“Those points of connection get lost in mobile ordering. So, it’s just like, ‘Here’s your order, bye,’” Jo said. “The experience is so frustrating for both baristas and customers; I don’t know what purpose it serves anymore outside of increasing profits.”
As we emerge from the early days of the pandemic, customers returning to restaurants are especially likely to be seeking human interaction. When it comes to complex problem solving, human beings are much more adept than bots at dealing with customer complaints, questions, and problems that come with serving the public. While a kiosk can tell you what menu items are gluten-free or vegan, it won’t be able to tell you its favorite dessert or recommend a great spot for live music. And for workers, moments of connection make a difficult job a little easier.

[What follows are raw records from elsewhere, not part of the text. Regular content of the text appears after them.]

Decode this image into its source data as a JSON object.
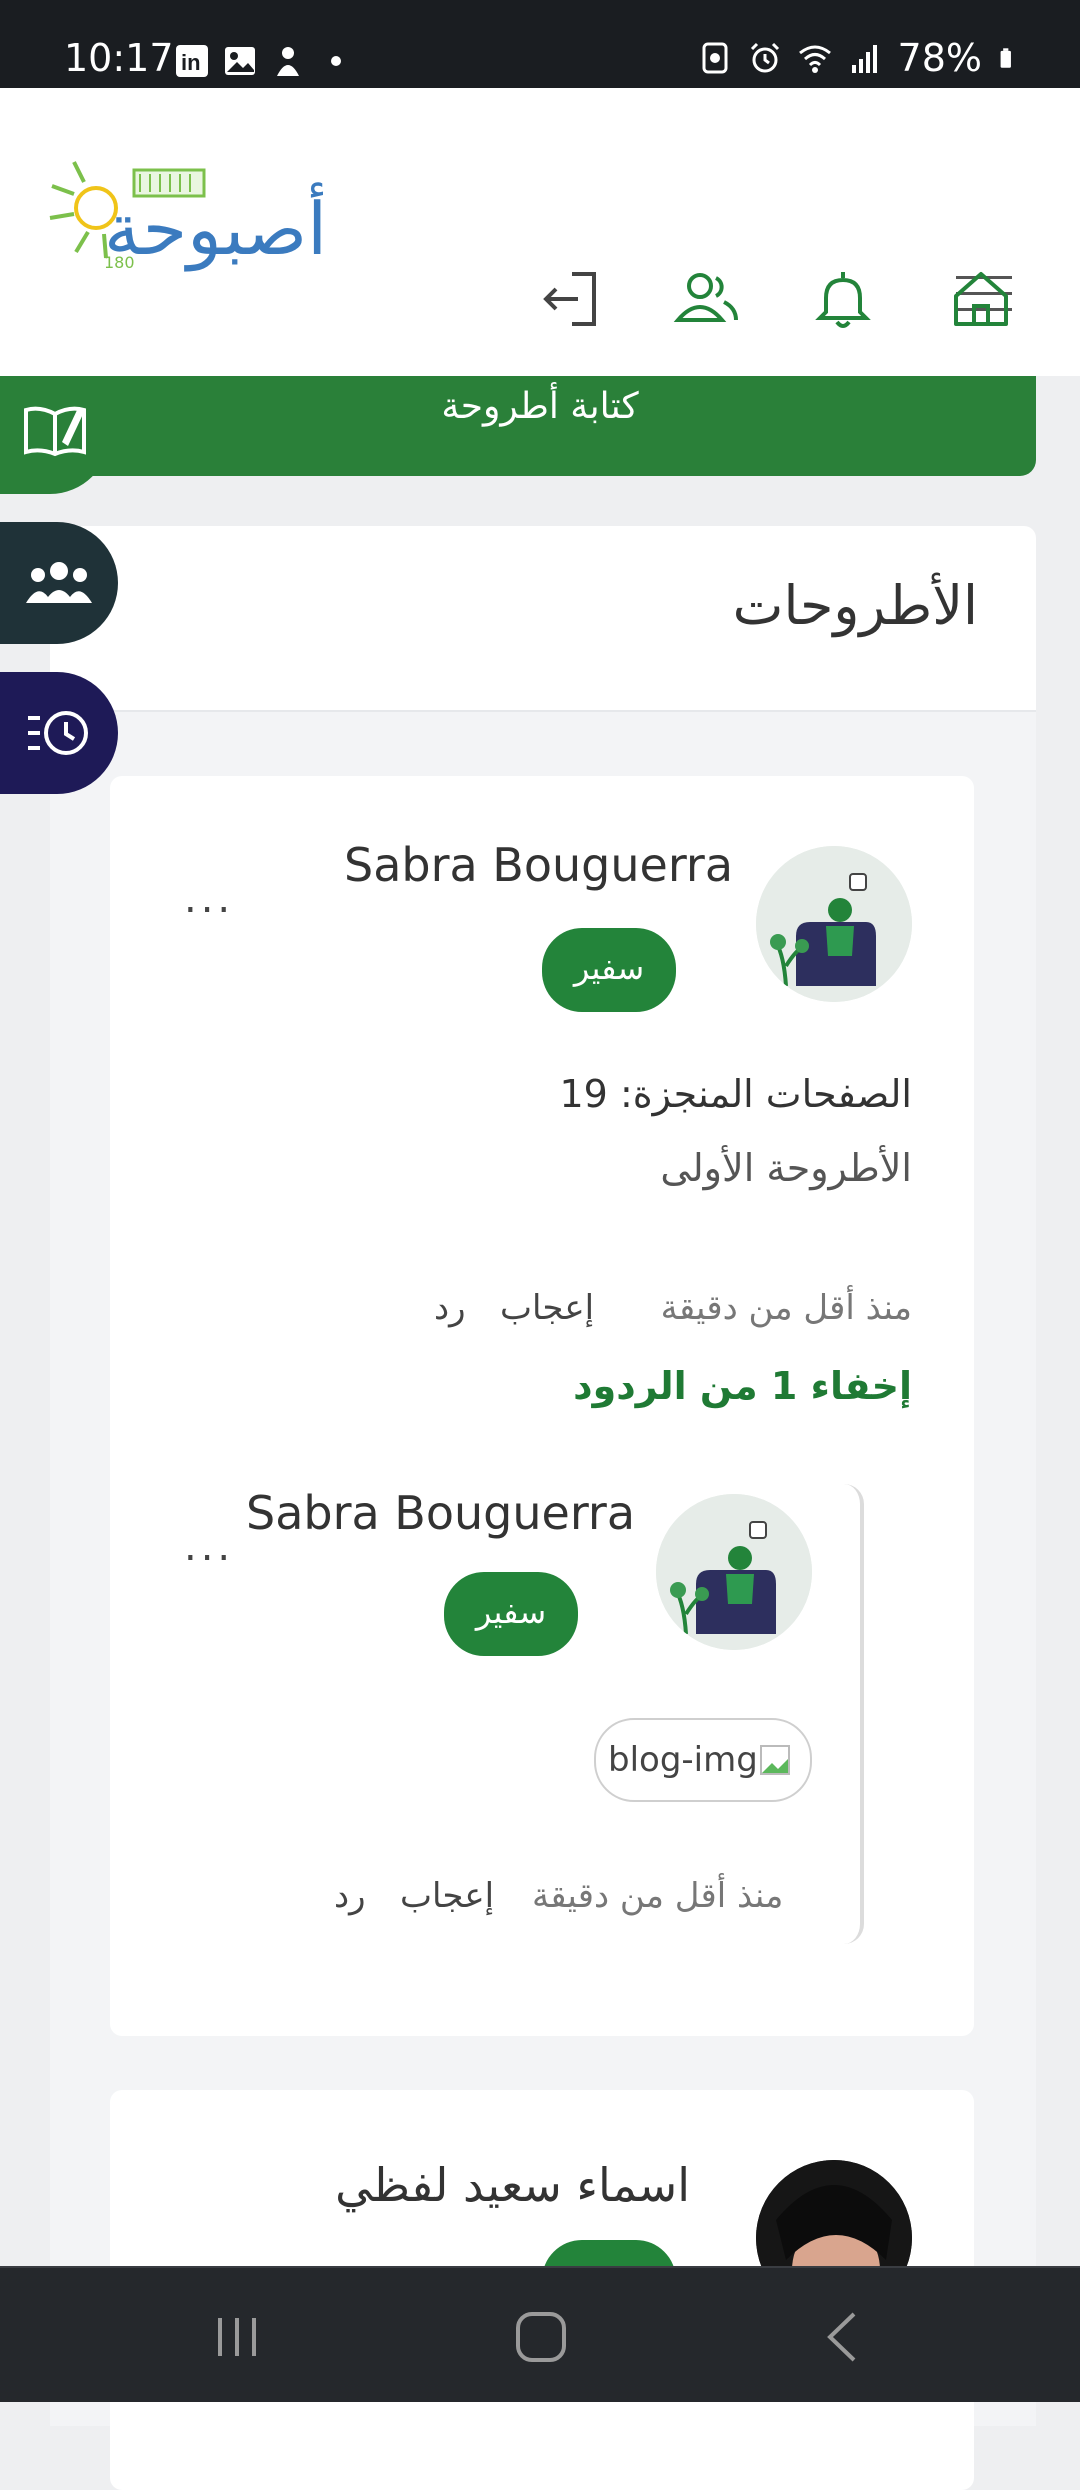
{
  "status_bar": {
    "time": "10:17",
    "battery": "78%",
    "left_icons": [
      "linkedin-icon",
      "gallery-icon",
      "app-icon",
      "dot-icon"
    ],
    "right_icons": [
      "nfc-icon",
      "alarm-icon",
      "wifi-icon",
      "signal-icon",
      "battery-icon"
    ]
  },
  "header": {
    "logo_text": "أصبوحة",
    "logo_subtext": "180",
    "nav_icons": [
      "logout-icon",
      "friends-icon",
      "bell-icon",
      "home-icon"
    ],
    "menu_icon": "hamburger-menu-icon"
  },
  "write_banner": {
    "label": "كتابة أطروحة",
    "icon": "book-icon"
  },
  "side_tabs": [
    {
      "icon": "group-icon",
      "color": "#1f3238"
    },
    {
      "icon": "history-icon",
      "color": "#1e1a57"
    }
  ],
  "main": {
    "title": "الأطروحات",
    "post": {
      "author": "Sabra Bouguerra",
      "badge": "سفير",
      "more": "...",
      "pages_done": "الصفحات المنجزة: 19",
      "thesis_title": "الأطروحة الأولى",
      "time": "منذ أقل من دقيقة",
      "like": "إعجاب",
      "reply": "رد",
      "toggle_replies": "إخفاء 1 من الردود",
      "reply_item": {
        "author": "Sabra Bouguerra",
        "badge": "سفير",
        "more": "...",
        "image_alt": "blog-img",
        "time": "منذ أقل من دقيقة",
        "like": "إعجاب",
        "reply": "رد"
      }
    },
    "post2": {
      "author": "اسماء سعيد لفظي"
    }
  },
  "colors": {
    "accent": "#23843a",
    "banner": "#2a8039",
    "dark_teal": "#1f3238",
    "dark_navy": "#1e1a57",
    "status_bar": "#1a1d21",
    "nav_bar": "#25282c"
  }
}
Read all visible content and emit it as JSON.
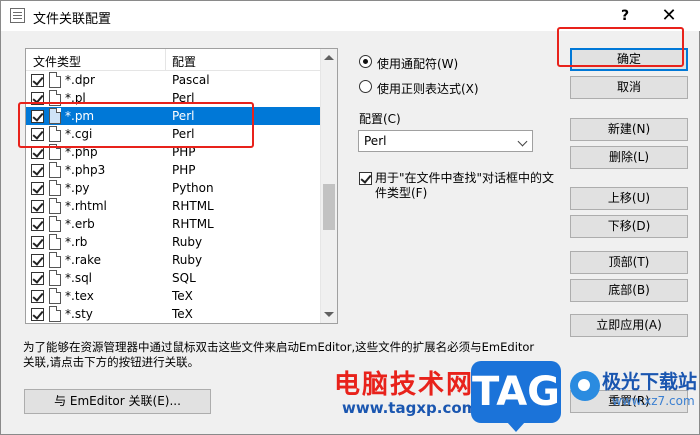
{
  "window": {
    "title": "文件关联配置",
    "help": "?",
    "close": "✕"
  },
  "list": {
    "headers": [
      "文件类型",
      "配置"
    ],
    "rows": [
      {
        "ext": "*.dpr",
        "config": "Pascal",
        "checked": true,
        "selected": false
      },
      {
        "ext": "*.pl",
        "config": "Perl",
        "checked": true,
        "selected": false
      },
      {
        "ext": "*.pm",
        "config": "Perl",
        "checked": true,
        "selected": true
      },
      {
        "ext": "*.cgi",
        "config": "Perl",
        "checked": true,
        "selected": false
      },
      {
        "ext": "*.php",
        "config": "PHP",
        "checked": true,
        "selected": false
      },
      {
        "ext": "*.php3",
        "config": "PHP",
        "checked": true,
        "selected": false
      },
      {
        "ext": "*.py",
        "config": "Python",
        "checked": true,
        "selected": false
      },
      {
        "ext": "*.rhtml",
        "config": "RHTML",
        "checked": true,
        "selected": false
      },
      {
        "ext": "*.erb",
        "config": "RHTML",
        "checked": true,
        "selected": false
      },
      {
        "ext": "*.rb",
        "config": "Ruby",
        "checked": true,
        "selected": false
      },
      {
        "ext": "*.rake",
        "config": "Ruby",
        "checked": true,
        "selected": false
      },
      {
        "ext": "*.sql",
        "config": "SQL",
        "checked": true,
        "selected": false
      },
      {
        "ext": "*.tex",
        "config": "TeX",
        "checked": true,
        "selected": false
      },
      {
        "ext": "*.sty",
        "config": "TeX",
        "checked": true,
        "selected": false
      }
    ]
  },
  "options": {
    "radio_wildcard": "使用通配符(W)",
    "radio_regex": "使用正则表达式(X)",
    "config_label": "配置(C)",
    "config_value": "Perl",
    "find_in_files_check": "用于\"在文件中查找\"对话框中的文件类型(F)"
  },
  "buttons": {
    "ok": "确定",
    "cancel": "取消",
    "new": "新建(N)",
    "delete": "删除(L)",
    "move_up": "上移(U)",
    "move_down": "下移(D)",
    "top": "顶部(T)",
    "bottom": "底部(B)",
    "apply_now": "立即应用(A)",
    "reset": "重置(R)",
    "associate": "与 EmEditor 关联(E)..."
  },
  "description": "为了能够在资源管理器中通过鼠标双击这些文件来启动EmEditor,这些文件的扩展名必须与EmEditor关联,请点击下方的按钮进行关联。",
  "watermark": {
    "site_cn": "电脑技术网",
    "site_url": "www.tagxp.com",
    "tag": "TAG",
    "brand": "极光下载站",
    "brand_url": "www.xz7.com"
  },
  "colors": {
    "selection": "#0078d7",
    "highlight": "#e8221b"
  }
}
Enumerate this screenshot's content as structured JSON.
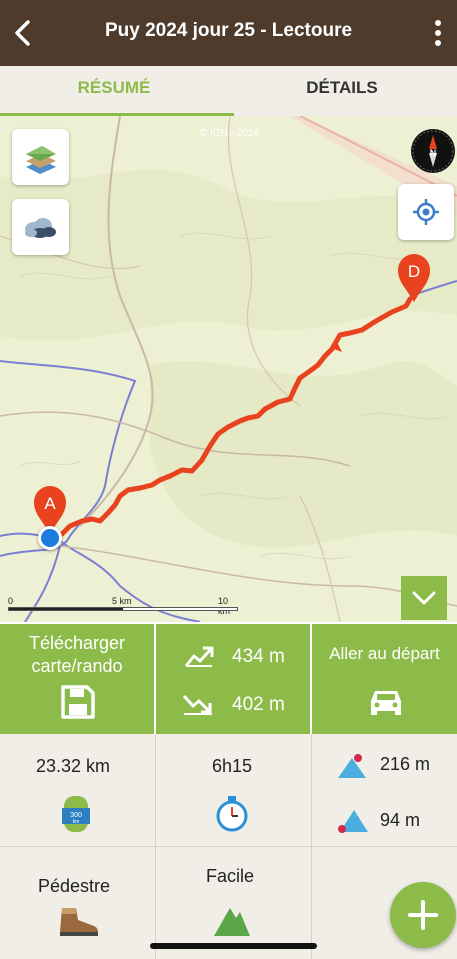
{
  "header": {
    "title": "Puy 2024 jour 25 - Lectoure",
    "back_icon": "chevron-left-icon",
    "menu_icon": "more-vertical-icon"
  },
  "tabs": [
    {
      "label": "RÉSUMÉ",
      "active": true
    },
    {
      "label": "DÉTAILS",
      "active": false
    }
  ],
  "map": {
    "attribution": "© IGN - 2024",
    "start_marker": "A",
    "end_marker": "D",
    "scale": {
      "start": "0",
      "mid": "5 km",
      "end": "10 km"
    },
    "route_color": "#e8421f",
    "accent_color": "#8dbb4a"
  },
  "actions": {
    "download_label_line1": "Télécharger",
    "download_label_line2": "carte/rando",
    "ascent": "434 m",
    "descent": "402 m",
    "goto_start_label": "Aller au départ"
  },
  "stats": {
    "distance": "23.32 km",
    "duration": "6h15",
    "max_altitude": "216 m",
    "min_altitude": "94 m",
    "activity": "Pédestre",
    "difficulty": "Facile"
  }
}
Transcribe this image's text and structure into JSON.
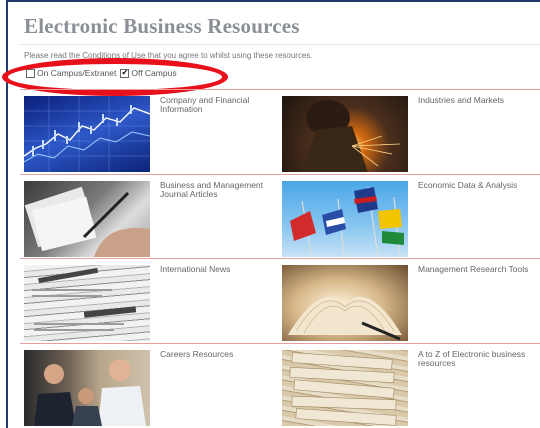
{
  "header": {
    "title": "Electronic Business Resources",
    "conditions_prefix": "Please read the ",
    "conditions_link": "Conditions of Use",
    "conditions_suffix": " that you agree to whilst using these resources."
  },
  "access": {
    "on_campus_label": "On Campus/Extranet",
    "on_campus_checked": false,
    "off_campus_label": "Off Campus",
    "off_campus_checked": true,
    "checkmark": "✔"
  },
  "annotation": {
    "color": "#e8101b"
  },
  "resources": [
    {
      "label": "Company and Financial Information",
      "thumb": "stock-chart-image"
    },
    {
      "label": "Industries and Markets",
      "thumb": "welder-image"
    },
    {
      "label": "Business and Management Journal Articles",
      "thumb": "writing-pen-image"
    },
    {
      "label": "Economic Data & Analysis",
      "thumb": "flags-image"
    },
    {
      "label": "International News",
      "thumb": "newspapers-image"
    },
    {
      "label": "Management Research Tools",
      "thumb": "open-book-image"
    },
    {
      "label": "Careers Resources",
      "thumb": "business-people-image"
    },
    {
      "label": "A to Z of Electronic business resources",
      "thumb": "file-folders-image"
    }
  ],
  "colors": {
    "frame": "#1f3a6e",
    "divider": "#e6a0a0",
    "title": "#8a8f96"
  }
}
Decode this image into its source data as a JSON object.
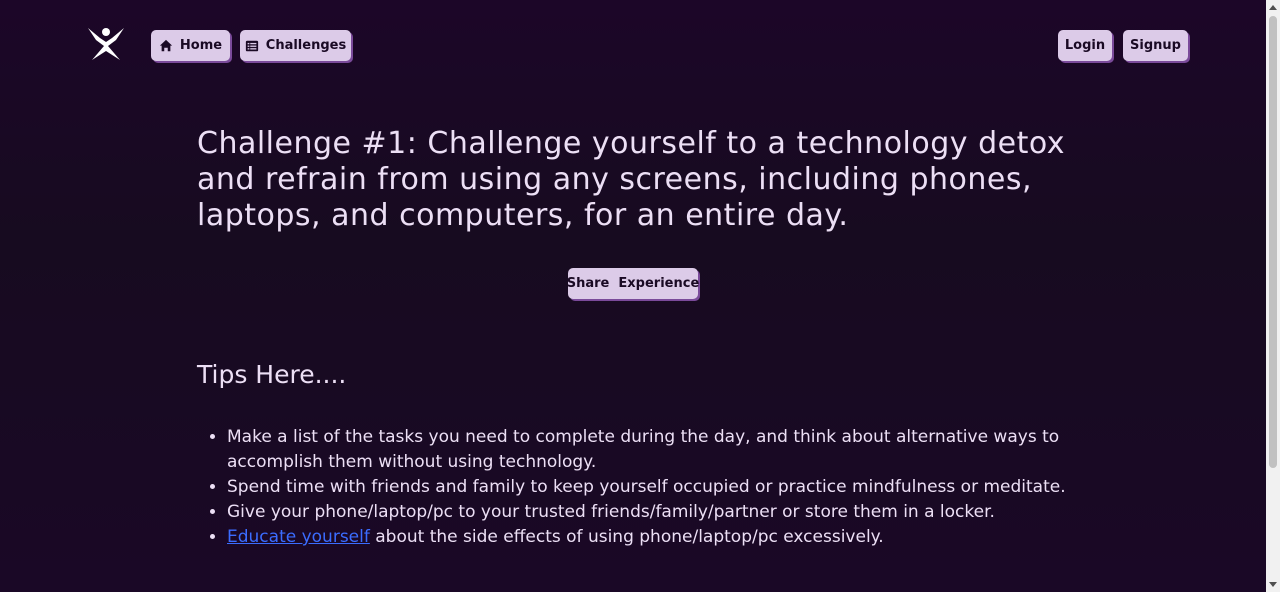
{
  "nav": {
    "home_label": "Home",
    "challenges_label": "Challenges",
    "login_label": "Login",
    "signup_label": "Signup"
  },
  "challenge": {
    "title": "Challenge #1: Challenge yourself to a technology detox and refrain from using any screens, including phones, laptops, and computers, for an entire day.",
    "share_label": "Share  Experience"
  },
  "tips": {
    "heading": "Tips Here....",
    "items": [
      "Make a list of the tasks you need to complete during the day, and think about alternative ways to accomplish them without using technology.",
      "Spend time with friends and family to keep yourself occupied or practice mindfulness or meditate.",
      "Give your phone/laptop/pc to your trusted friends/family/partner or store them in a locker."
    ],
    "last_item_link": "Educate yourself",
    "last_item_rest": " about the side effects of using phone/laptop/pc excessively."
  },
  "colors": {
    "background": "#1c0628",
    "button_bg": "#dccbe8",
    "button_shadow": "#7a4a9a",
    "text": "#ecdff5",
    "link": "#3b6cff"
  }
}
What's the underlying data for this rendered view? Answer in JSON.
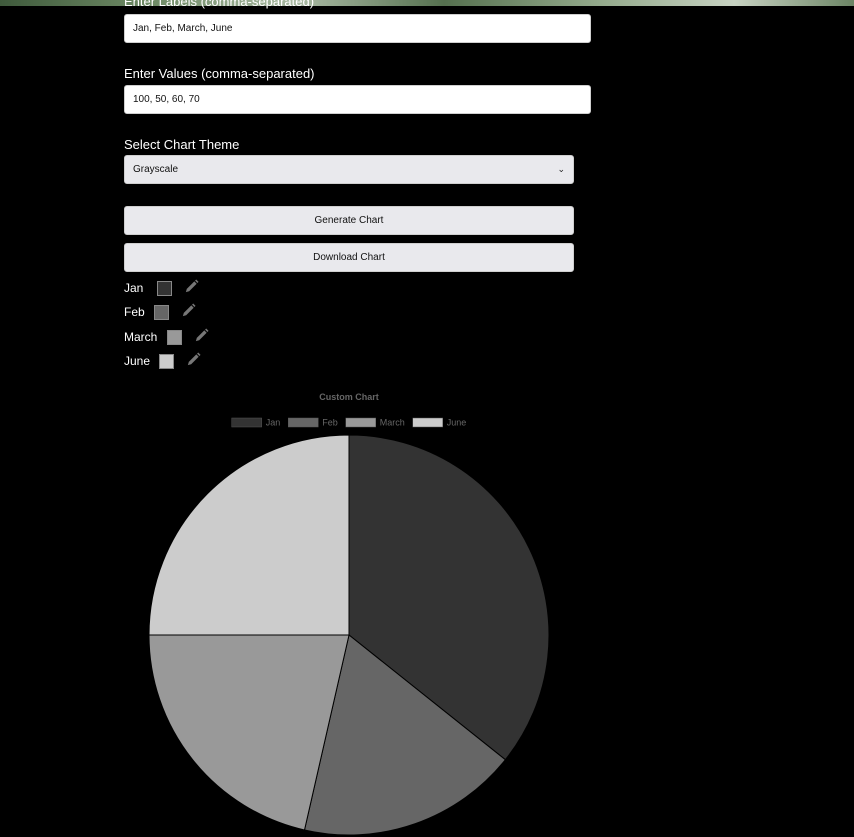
{
  "form": {
    "labels_label": "Enter Labels (comma-separated)",
    "labels_value": "Jan, Feb, March, June",
    "values_label": "Enter Values (comma-separated)",
    "values_value": "100, 50, 60, 70",
    "theme_label": "Select Chart Theme",
    "theme_selected": "Grayscale",
    "generate_button": "Generate Chart",
    "download_button": "Download Chart"
  },
  "color_pickers": [
    {
      "label": "Jan",
      "color": "#333333",
      "icon": "pencil-icon"
    },
    {
      "label": "Feb",
      "color": "#666666",
      "icon": "pencil-icon"
    },
    {
      "label": "March",
      "color": "#999999",
      "icon": "pencil-icon"
    },
    {
      "label": "June",
      "color": "#cccccc",
      "icon": "pencil-icon"
    }
  ],
  "chart_data": {
    "type": "pie",
    "title": "Custom Chart",
    "categories": [
      "Jan",
      "Feb",
      "March",
      "June"
    ],
    "values": [
      100,
      50,
      60,
      70
    ],
    "colors": [
      "#333333",
      "#666666",
      "#999999",
      "#cccccc"
    ],
    "legend_position": "top",
    "start_angle": "top, clockwise"
  }
}
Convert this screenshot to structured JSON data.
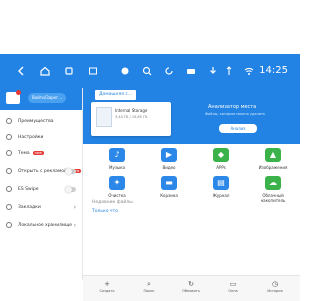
{
  "statusbar": {
    "clock": "14:25"
  },
  "drawer": {
    "header_button": "Войти/Зарег...",
    "items": [
      {
        "label": "Преимущества"
      },
      {
        "label": "Настройки"
      },
      {
        "label": "Тема",
        "badge": "new"
      },
      {
        "label": "Открыть с рекламой",
        "badge": "new"
      },
      {
        "label": "ES Swipe"
      },
      {
        "label": "Закладки"
      },
      {
        "label": "Локальное хранилище"
      }
    ]
  },
  "main": {
    "breadcrumb": "Домашняя с...",
    "storage_card": {
      "title": "Internal Storage",
      "subtitle": "3,44 ГБ / 15,65 ГБ"
    },
    "analyzer": {
      "title": "Анализатор места",
      "subtitle": "Файлы, которые можно удалить",
      "button": "Анализ"
    },
    "categories": [
      {
        "label": "Музыка",
        "icon": "music-icon",
        "color": "#2b87e8"
      },
      {
        "label": "Видео",
        "icon": "video-icon",
        "color": "#2b87e8"
      },
      {
        "label": "APPs",
        "icon": "android-icon",
        "color": "#3cb34a"
      },
      {
        "label": "Изображения",
        "icon": "image-icon",
        "color": "#3cb34a"
      },
      {
        "label": "Очистка",
        "icon": "broom-icon",
        "color": "#2b87e8"
      },
      {
        "label": "Корзина",
        "icon": "trash-icon",
        "color": "#2b87e8"
      },
      {
        "label": "Журнал",
        "icon": "journal-icon",
        "color": "#2b87e8"
      },
      {
        "label": "Облачный накопитель",
        "icon": "cloud-icon",
        "color": "#3cb34a"
      }
    ],
    "recent_header": "Недавние файлы",
    "recent_item": "Только что"
  },
  "bottombar": {
    "items": [
      {
        "label": "Создать",
        "icon": "plus-icon"
      },
      {
        "label": "Поиск",
        "icon": "search-icon"
      },
      {
        "label": "Обновить",
        "icon": "refresh-icon"
      },
      {
        "label": "Окна",
        "icon": "window-icon"
      },
      {
        "label": "История",
        "icon": "history-icon"
      }
    ]
  },
  "colors": {
    "primary": "#2283e4",
    "accent_green": "#3cb34a",
    "badge_red": "#e53935"
  }
}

As a server, I’ve seen customers struggle to communicate, awkward and nervous as they admit this is their first time in a restaurant since before the pandemic began. Technology can widen this gap and alienate customers further. And for workers, our labor is often rendered invisible, and therefore not worth compensating. When customers order via app, for example, it can seem like servers aren’t working as hard for the customers. Customers are already mostly unaware of the amount of physical and mental labor involved in making a restaurant run efficiently — and technology obscures that further.
As Advincula points out, invisibilizing this labor also makes it harder for workers to connect and it makes labor law violations less visible. This is particularly true for gig economy workers who deliver food for GrubHub, UberEats, and other apps. These workers spend their whole days and nights working on their own, which makes them some of the most atomized, as they battle health and safety concerns and take home less than minimum wage.
In the case of Instacart, wages are determined by an algorithm, putting workers at the whim of technology more than ever. And while delivery people in some states have been organizing for more rights and better pay, many are still struggling to make ends meet.
“It’s increasingly difficult for workers to organize and build power,” Advincula said.
And yet while the rise of technology to replace workers in restaurants can feel like a losing battle, there is a growing movement to improve these worker’s lives.
“Restaurant workers deserve safer work environments. They deserve time for healing and rest,” said Advincula. He and ROC United are advocating for a restaurant worker’s bill of rights that places humans over technology. Other organizations are advocating to abolish tipped minimum wage.
Meanwhile, the Restaurant Organizing Project supports food service workers in organizing their restaurants, connecting them to resources and other workers. Campaigns like these offer more for workers than a tablet, a QR code, or a robot ever will.
• Op-ed: I’m a Restaurant Worker, Not a Robot [Civil Eats]